Required action ▸ Retype the entries exactly, but skip the pictures.

[Excerpts from an interface dataset]
::::

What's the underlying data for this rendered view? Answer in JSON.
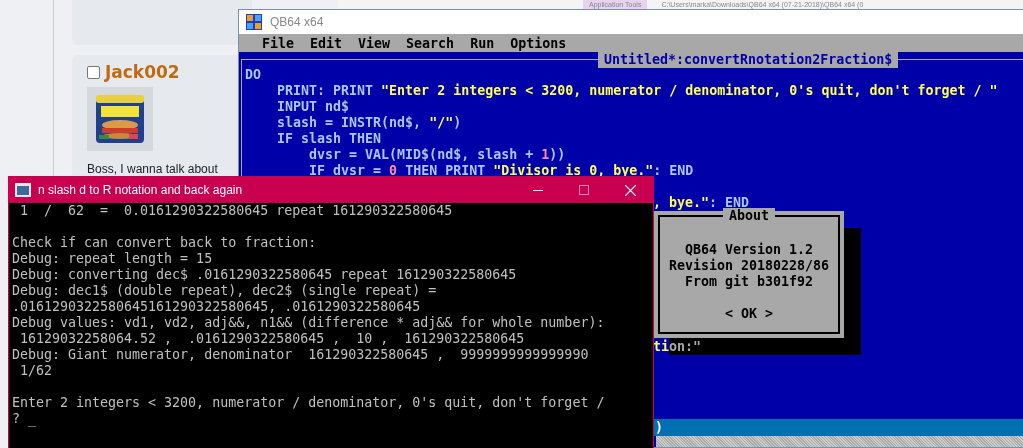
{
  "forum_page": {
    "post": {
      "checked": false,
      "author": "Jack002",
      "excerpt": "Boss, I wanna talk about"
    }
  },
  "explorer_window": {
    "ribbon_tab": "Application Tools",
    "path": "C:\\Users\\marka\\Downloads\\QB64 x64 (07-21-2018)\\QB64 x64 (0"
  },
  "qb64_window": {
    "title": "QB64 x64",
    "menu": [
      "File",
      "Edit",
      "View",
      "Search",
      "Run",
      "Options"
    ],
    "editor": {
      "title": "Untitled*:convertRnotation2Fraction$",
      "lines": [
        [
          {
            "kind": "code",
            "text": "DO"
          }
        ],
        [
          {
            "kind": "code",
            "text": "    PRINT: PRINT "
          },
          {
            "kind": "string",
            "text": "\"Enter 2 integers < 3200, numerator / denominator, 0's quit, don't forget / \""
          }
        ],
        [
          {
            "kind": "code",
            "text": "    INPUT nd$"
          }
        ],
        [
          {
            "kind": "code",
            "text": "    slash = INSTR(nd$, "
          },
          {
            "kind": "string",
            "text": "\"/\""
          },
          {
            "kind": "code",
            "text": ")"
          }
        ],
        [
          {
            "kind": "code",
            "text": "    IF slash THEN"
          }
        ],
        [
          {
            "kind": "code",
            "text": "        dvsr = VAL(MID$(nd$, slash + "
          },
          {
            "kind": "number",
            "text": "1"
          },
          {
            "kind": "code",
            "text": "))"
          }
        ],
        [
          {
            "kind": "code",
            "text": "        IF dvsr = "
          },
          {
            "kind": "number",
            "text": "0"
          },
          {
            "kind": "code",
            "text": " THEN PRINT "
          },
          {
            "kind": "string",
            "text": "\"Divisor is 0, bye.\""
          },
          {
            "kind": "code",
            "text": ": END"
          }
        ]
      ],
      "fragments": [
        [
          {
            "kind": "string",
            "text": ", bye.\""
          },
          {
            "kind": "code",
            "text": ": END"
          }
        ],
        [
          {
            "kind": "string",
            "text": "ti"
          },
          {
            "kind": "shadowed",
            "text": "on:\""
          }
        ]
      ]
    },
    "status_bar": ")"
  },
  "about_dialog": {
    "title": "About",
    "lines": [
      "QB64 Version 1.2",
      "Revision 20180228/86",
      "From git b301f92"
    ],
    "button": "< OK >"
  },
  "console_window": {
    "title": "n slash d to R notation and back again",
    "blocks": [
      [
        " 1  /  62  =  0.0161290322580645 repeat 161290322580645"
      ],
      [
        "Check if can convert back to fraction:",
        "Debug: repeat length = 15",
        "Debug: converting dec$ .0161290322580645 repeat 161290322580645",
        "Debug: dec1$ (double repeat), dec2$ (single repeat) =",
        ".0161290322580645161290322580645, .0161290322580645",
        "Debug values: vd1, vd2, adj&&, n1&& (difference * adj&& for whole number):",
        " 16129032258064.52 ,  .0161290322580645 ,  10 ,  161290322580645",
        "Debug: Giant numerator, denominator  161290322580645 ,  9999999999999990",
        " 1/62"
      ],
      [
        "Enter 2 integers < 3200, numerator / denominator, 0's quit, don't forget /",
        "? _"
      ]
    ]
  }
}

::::

Response ▸
What's the underlying data for this rendered view? Answer in JSON.
{
  "forum_page": {
    "post": {
      "checked": false,
      "author": "Jack002",
      "excerpt": "Boss, I wanna talk about"
    }
  },
  "explorer_window": {
    "ribbon_tab": "Application Tools",
    "path": "C:\\Users\\marka\\Downloads\\QB64 x64 (07-21-2018)\\QB64 x64 (0"
  },
  "qb64_window": {
    "title": "QB64 x64",
    "menu": [
      "File",
      "Edit",
      "View",
      "Search",
      "Run",
      "Options"
    ],
    "editor": {
      "title": "Untitled*:convertRnotation2Fraction$",
      "lines": [
        [
          {
            "kind": "code",
            "text": "DO"
          }
        ],
        [
          {
            "kind": "code",
            "text": "    PRINT: PRINT "
          },
          {
            "kind": "string",
            "text": "\"Enter 2 integers < 3200, numerator / denominator, 0's quit, don't forget / \""
          }
        ],
        [
          {
            "kind": "code",
            "text": "    INPUT nd$"
          }
        ],
        [
          {
            "kind": "code",
            "text": "    slash = INSTR(nd$, "
          },
          {
            "kind": "string",
            "text": "\"/\""
          },
          {
            "kind": "code",
            "text": ")"
          }
        ],
        [
          {
            "kind": "code",
            "text": "    IF slash THEN"
          }
        ],
        [
          {
            "kind": "code",
            "text": "        dvsr = VAL(MID$(nd$, slash + "
          },
          {
            "kind": "number",
            "text": "1"
          },
          {
            "kind": "code",
            "text": "))"
          }
        ],
        [
          {
            "kind": "code",
            "text": "        IF dvsr = "
          },
          {
            "kind": "number",
            "text": "0"
          },
          {
            "kind": "code",
            "text": " THEN PRINT "
          },
          {
            "kind": "string",
            "text": "\"Divisor is 0, bye.\""
          },
          {
            "kind": "code",
            "text": ": END"
          }
        ]
      ],
      "fragments": [
        [
          {
            "kind": "string",
            "text": ", bye.\""
          },
          {
            "kind": "code",
            "text": ": END"
          }
        ],
        [
          {
            "kind": "string",
            "text": "ti"
          },
          {
            "kind": "shadowed",
            "text": "on:\""
          }
        ]
      ]
    },
    "status_bar": ")"
  },
  "about_dialog": {
    "title": "About",
    "lines": [
      "QB64 Version 1.2",
      "Revision 20180228/86",
      "From git b301f92"
    ],
    "button": "< OK >"
  },
  "console_window": {
    "title": "n slash d to R notation and back again",
    "blocks": [
      [
        " 1  /  62  =  0.0161290322580645 repeat 161290322580645"
      ],
      [
        "Check if can convert back to fraction:",
        "Debug: repeat length = 15",
        "Debug: converting dec$ .0161290322580645 repeat 161290322580645",
        "Debug: dec1$ (double repeat), dec2$ (single repeat) =",
        ".0161290322580645161290322580645, .0161290322580645",
        "Debug values: vd1, vd2, adj&&, n1&& (difference * adj&& for whole number):",
        " 16129032258064.52 ,  .0161290322580645 ,  10 ,  161290322580645",
        "Debug: Giant numerator, denominator  161290322580645 ,  9999999999999990",
        " 1/62"
      ],
      [
        "Enter 2 integers < 3200, numerator / denominator, 0's quit, don't forget /",
        "? _"
      ]
    ]
  }
}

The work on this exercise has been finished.